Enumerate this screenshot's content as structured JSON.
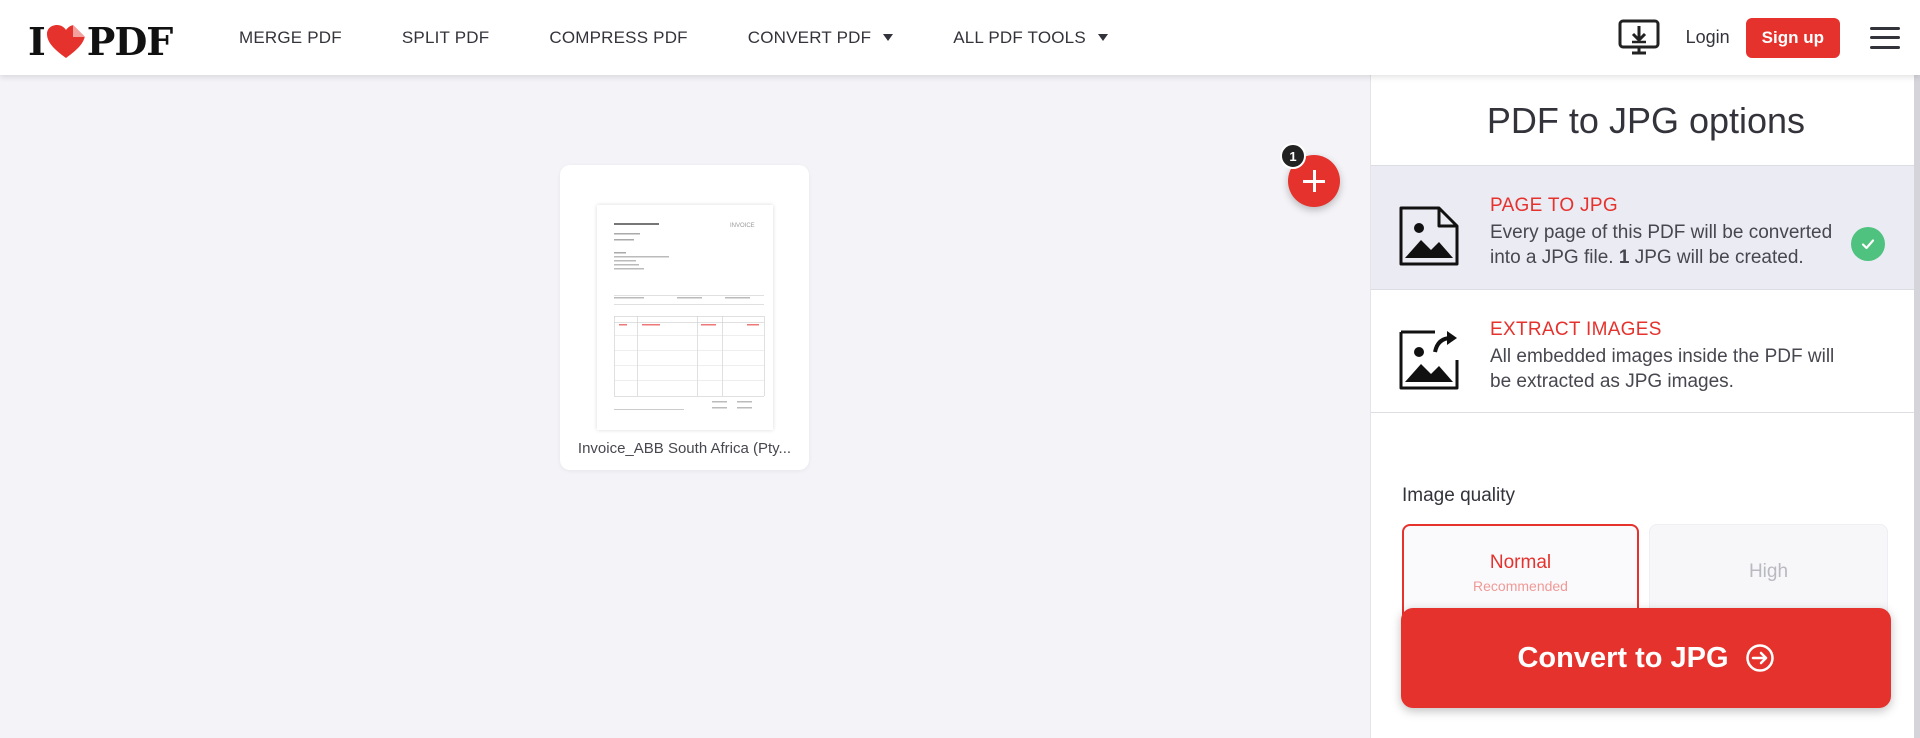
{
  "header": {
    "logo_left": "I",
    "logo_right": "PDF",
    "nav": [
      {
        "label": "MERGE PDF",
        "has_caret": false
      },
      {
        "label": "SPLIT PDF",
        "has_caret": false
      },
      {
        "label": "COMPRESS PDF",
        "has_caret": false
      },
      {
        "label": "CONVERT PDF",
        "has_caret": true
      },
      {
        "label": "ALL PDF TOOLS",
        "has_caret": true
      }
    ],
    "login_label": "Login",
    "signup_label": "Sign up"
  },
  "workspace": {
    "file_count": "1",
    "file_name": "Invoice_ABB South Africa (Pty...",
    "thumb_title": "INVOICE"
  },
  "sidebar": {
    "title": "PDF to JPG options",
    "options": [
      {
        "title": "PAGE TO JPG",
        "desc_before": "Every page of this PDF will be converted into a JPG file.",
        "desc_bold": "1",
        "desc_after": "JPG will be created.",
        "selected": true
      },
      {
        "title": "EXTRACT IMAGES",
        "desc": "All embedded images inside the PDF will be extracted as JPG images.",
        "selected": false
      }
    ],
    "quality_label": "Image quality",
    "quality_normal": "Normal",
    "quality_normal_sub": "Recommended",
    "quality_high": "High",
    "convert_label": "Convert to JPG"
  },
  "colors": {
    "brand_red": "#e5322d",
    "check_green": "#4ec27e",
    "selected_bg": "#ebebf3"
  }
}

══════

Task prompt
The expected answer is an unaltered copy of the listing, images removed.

Solution for this problem
Enumerate this screenshot's content as structured JSON.
{
  "header": {
    "logo_left": "I",
    "logo_right": "PDF",
    "nav": [
      {
        "label": "MERGE PDF",
        "has_caret": false
      },
      {
        "label": "SPLIT PDF",
        "has_caret": false
      },
      {
        "label": "COMPRESS PDF",
        "has_caret": false
      },
      {
        "label": "CONVERT PDF",
        "has_caret": true
      },
      {
        "label": "ALL PDF TOOLS",
        "has_caret": true
      }
    ],
    "login_label": "Login",
    "signup_label": "Sign up"
  },
  "workspace": {
    "file_count": "1",
    "file_name": "Invoice_ABB South Africa (Pty...",
    "thumb_title": "INVOICE"
  },
  "sidebar": {
    "title": "PDF to JPG options",
    "options": [
      {
        "title": "PAGE TO JPG",
        "desc_before": "Every page of this PDF will be converted into a JPG file.",
        "desc_bold": "1",
        "desc_after": "JPG will be created.",
        "selected": true
      },
      {
        "title": "EXTRACT IMAGES",
        "desc": "All embedded images inside the PDF will be extracted as JPG images.",
        "selected": false
      }
    ],
    "quality_label": "Image quality",
    "quality_normal": "Normal",
    "quality_normal_sub": "Recommended",
    "quality_high": "High",
    "convert_label": "Convert to JPG"
  },
  "colors": {
    "brand_red": "#e5322d",
    "check_green": "#4ec27e",
    "selected_bg": "#ebebf3"
  }
}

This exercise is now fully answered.